Tonight, we’ll read another story from our King Arthur series. This one, “Arthur Drives the Saxons from His Realm” comes from a book edited by Rupert S. Holland and published in 1919.
The Saxons were a group of Germanic peoples whose name was given in the early Middle Ages to a large former country in what is now Germany. In the late Roman Empire, the name was used to refer to Germanic coastal raiders, and as a name similar to the later "Viking".
In contrast, the British "Saxons", today referred to in English as Anglo-Saxons, became a single nation bringing together migrant Germanic peoples and assimilated Celtic Britons populations.

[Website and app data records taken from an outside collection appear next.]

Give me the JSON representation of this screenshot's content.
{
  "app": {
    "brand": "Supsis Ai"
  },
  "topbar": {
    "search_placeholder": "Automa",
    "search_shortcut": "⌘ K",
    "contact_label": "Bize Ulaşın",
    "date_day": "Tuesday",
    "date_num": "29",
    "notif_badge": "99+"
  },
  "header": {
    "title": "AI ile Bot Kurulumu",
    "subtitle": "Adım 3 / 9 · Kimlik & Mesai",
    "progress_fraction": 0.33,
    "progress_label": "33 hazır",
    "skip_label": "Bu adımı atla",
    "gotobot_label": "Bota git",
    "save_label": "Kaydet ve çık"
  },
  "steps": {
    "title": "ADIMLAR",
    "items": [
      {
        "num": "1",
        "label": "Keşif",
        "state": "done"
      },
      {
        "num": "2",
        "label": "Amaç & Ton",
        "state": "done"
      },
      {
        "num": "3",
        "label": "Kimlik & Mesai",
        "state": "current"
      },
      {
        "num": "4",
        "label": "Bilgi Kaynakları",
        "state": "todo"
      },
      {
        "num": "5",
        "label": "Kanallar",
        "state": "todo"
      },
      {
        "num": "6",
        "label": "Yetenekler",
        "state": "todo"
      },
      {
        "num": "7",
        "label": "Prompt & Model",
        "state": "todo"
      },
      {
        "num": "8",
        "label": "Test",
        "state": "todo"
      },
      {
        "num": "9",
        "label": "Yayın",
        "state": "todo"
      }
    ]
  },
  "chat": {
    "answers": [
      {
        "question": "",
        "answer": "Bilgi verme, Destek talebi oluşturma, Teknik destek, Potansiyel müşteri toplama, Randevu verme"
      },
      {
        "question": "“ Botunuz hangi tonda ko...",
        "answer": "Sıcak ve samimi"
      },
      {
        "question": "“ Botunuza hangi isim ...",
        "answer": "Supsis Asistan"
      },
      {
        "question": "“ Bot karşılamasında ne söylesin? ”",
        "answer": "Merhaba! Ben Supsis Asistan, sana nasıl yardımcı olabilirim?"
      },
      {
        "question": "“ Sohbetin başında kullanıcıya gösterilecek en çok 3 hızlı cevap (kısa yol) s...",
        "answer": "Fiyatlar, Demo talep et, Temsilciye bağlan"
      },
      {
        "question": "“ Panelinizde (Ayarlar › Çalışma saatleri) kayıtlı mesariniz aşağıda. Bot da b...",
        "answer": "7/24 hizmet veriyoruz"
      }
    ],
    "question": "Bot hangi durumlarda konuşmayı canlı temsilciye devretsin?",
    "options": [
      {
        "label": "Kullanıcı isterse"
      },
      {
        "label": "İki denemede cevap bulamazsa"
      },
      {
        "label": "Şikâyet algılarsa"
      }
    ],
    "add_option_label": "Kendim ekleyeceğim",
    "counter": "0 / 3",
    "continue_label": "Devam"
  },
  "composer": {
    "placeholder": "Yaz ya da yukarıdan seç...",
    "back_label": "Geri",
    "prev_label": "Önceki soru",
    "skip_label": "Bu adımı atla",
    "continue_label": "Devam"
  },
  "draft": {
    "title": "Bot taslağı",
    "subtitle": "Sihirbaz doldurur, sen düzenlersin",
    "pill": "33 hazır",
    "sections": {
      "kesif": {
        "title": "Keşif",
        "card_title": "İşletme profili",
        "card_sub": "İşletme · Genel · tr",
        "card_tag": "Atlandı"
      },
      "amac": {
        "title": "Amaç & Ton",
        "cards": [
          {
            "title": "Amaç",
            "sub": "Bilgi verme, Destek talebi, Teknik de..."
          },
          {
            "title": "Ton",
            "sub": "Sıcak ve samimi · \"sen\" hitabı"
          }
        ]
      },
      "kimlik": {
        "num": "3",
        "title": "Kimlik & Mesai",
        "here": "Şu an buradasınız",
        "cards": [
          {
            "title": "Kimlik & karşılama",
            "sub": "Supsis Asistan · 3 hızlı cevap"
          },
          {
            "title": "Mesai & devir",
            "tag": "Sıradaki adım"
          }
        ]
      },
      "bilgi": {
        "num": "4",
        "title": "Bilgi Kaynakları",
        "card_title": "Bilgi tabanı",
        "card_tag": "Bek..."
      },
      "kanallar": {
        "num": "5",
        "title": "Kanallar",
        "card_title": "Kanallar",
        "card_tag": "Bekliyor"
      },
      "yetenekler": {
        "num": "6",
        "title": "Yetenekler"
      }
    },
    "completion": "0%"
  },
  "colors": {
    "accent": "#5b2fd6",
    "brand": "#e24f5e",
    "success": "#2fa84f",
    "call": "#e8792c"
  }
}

The term "Anglo-Saxon", combining the names of the Angles and the Saxons, came into use by the eighth century to distinguish the Germanic inhabitants of Britain from continental Saxons.